Rock squirrels are common throughout their extensive geographic range in the southwestern United States and Mexico, stretching from Utah, Nevada, and Colorado in the north to Pueblo, Mexico, in the south. They can live in elevations ranging from sea level to 2,900 meters (9,500 feet).
Although they look very similar to tree squirrels, rock squirrels rarely climb trees, and they typically build burrows rather than nests. Their diet consists of plant materials, such as fruit, seeds, and nuts, as well as insects and earthworms. They will also sometimes eat meat.
Rock squirrels live in colonies with a dominant male and several subordinate females. Female rock squirrels give birth once a year, and sometime twice a year in warmer locations. Though they are active all year in most of their range, they may hibernate in upper elevations, where it is colder.
small hole or tunnel used for shelter.
group of one species of organism living close together.
main or most important.
height above or below sea level.
distance at which a specific light (such as that from a lighthouse) is visible to the naked eye.
environment where an organism lives throughout the year or for shorter periods of time.
to reduce activity almost to sleeping in order to conserve food and energy, usually in winter.
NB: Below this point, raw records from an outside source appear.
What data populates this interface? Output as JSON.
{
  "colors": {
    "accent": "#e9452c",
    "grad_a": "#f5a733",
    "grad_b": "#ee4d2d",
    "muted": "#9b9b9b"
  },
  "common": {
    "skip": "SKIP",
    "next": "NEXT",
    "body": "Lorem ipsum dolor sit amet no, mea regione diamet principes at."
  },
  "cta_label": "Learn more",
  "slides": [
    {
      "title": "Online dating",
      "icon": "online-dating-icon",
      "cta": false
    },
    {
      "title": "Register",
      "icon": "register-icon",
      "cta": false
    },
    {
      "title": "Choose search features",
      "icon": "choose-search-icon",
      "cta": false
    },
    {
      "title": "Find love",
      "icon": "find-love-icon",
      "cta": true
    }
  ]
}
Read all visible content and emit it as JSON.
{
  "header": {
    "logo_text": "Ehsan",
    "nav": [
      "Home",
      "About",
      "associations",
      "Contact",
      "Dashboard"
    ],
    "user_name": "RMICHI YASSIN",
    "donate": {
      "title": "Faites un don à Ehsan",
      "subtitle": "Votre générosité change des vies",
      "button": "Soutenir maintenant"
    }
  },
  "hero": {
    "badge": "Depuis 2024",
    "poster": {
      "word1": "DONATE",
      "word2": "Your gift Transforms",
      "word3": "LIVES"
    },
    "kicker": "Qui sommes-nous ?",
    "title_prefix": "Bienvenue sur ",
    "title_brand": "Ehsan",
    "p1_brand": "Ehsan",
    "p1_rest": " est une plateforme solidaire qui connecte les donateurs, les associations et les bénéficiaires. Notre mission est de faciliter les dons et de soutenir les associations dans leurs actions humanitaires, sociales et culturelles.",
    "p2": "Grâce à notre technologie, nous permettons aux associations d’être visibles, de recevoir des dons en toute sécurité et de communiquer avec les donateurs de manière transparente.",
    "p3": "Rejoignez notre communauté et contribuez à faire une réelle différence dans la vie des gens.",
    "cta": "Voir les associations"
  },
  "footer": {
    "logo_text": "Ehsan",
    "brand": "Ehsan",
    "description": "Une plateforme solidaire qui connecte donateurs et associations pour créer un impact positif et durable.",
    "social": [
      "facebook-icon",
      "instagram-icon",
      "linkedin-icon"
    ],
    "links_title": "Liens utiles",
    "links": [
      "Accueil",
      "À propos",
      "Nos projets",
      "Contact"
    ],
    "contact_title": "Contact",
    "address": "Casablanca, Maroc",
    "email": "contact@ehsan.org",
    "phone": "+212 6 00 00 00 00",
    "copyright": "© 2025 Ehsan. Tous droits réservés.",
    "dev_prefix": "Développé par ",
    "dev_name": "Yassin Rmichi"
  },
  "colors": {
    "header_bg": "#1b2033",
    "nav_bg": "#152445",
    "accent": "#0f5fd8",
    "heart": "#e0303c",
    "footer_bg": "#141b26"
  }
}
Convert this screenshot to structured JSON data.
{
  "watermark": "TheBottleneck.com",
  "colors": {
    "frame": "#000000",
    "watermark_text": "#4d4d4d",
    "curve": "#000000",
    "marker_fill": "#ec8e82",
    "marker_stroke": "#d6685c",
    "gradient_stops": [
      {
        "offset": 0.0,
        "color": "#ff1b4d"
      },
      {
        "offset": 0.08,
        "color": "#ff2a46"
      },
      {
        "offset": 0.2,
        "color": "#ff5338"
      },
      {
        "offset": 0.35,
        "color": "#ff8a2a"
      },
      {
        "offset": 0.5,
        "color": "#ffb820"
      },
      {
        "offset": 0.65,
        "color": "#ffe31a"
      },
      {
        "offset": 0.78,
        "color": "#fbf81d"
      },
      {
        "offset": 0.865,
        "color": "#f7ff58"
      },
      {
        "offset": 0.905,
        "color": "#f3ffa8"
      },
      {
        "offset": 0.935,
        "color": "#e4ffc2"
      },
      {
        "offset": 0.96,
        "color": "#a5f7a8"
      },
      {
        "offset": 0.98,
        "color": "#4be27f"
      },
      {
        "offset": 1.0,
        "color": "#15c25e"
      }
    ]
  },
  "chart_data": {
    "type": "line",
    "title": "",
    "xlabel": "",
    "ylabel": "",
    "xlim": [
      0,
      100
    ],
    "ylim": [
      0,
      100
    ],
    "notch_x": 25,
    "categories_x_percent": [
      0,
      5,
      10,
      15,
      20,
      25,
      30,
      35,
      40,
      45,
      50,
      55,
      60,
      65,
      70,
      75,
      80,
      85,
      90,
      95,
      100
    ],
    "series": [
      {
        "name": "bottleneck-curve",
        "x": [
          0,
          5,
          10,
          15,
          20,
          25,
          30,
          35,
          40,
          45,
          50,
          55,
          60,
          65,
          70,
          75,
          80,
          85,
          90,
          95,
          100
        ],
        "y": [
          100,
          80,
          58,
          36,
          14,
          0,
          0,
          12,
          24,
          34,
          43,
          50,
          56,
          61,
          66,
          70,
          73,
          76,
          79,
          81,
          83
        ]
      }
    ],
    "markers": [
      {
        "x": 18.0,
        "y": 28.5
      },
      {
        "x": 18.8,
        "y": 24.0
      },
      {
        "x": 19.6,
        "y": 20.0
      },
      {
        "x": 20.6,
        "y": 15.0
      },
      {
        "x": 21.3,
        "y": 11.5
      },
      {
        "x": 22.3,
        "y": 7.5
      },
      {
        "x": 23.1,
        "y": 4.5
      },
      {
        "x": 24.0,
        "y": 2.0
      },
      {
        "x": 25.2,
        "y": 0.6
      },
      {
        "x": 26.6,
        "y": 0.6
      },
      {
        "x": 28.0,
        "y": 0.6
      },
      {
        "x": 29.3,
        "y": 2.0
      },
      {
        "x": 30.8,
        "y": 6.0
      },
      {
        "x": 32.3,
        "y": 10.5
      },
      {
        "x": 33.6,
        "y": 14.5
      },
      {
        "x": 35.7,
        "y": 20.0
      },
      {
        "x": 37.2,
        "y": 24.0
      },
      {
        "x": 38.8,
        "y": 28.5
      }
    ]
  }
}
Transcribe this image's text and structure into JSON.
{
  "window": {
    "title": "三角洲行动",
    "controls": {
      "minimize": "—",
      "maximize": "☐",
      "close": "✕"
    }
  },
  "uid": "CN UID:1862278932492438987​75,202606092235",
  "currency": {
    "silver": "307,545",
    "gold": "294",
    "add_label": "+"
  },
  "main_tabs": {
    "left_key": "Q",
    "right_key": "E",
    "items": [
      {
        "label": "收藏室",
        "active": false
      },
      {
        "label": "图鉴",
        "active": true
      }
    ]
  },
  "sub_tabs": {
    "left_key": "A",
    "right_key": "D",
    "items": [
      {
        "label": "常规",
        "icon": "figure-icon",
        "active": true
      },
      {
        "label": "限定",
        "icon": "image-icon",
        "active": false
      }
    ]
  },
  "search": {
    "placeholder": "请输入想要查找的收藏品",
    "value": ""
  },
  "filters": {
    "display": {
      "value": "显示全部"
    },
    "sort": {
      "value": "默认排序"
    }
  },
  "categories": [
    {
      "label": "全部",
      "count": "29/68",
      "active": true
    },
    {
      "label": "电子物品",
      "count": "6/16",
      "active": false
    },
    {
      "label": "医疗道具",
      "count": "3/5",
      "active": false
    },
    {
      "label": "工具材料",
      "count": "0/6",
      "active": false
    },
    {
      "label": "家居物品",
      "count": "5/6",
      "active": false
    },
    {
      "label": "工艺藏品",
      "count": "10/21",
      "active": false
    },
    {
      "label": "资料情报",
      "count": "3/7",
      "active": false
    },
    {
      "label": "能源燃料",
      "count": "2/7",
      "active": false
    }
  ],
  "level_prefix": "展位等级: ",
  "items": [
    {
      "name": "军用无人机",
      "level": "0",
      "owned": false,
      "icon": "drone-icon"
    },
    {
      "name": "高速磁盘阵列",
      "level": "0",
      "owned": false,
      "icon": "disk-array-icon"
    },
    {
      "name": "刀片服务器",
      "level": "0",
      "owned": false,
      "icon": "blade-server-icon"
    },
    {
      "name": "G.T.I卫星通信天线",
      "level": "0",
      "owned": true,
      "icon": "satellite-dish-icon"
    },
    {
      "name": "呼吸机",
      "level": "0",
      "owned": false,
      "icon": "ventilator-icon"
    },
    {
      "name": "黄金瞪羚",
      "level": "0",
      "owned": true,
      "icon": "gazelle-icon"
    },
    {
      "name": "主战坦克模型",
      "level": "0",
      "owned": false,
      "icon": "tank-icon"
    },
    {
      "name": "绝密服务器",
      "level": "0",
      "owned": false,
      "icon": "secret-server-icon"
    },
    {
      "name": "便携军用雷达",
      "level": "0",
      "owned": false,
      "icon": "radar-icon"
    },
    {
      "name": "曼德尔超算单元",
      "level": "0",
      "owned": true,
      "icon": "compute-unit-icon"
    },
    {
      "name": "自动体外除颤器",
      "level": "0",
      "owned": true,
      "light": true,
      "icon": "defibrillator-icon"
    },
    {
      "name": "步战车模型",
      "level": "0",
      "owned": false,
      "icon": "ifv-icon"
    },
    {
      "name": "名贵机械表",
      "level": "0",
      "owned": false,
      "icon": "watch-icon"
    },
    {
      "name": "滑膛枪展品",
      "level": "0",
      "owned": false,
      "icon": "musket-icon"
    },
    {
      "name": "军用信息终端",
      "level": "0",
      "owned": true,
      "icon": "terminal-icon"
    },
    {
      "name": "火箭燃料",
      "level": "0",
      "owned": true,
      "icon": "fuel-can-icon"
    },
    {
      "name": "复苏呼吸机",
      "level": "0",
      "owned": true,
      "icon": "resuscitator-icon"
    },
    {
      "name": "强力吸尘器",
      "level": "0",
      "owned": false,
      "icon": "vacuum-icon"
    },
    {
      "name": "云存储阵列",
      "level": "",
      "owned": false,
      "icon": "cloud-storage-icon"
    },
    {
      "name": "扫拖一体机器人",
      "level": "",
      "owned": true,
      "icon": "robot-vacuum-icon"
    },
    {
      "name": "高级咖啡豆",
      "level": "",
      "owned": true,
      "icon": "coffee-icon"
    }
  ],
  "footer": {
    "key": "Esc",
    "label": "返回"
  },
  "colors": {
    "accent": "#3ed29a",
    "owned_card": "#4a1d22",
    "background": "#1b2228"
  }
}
(dry climate) region that receives between 25 and 50 centimeters (10-20 inches) of rainfall every year.
lower order, class, or rank.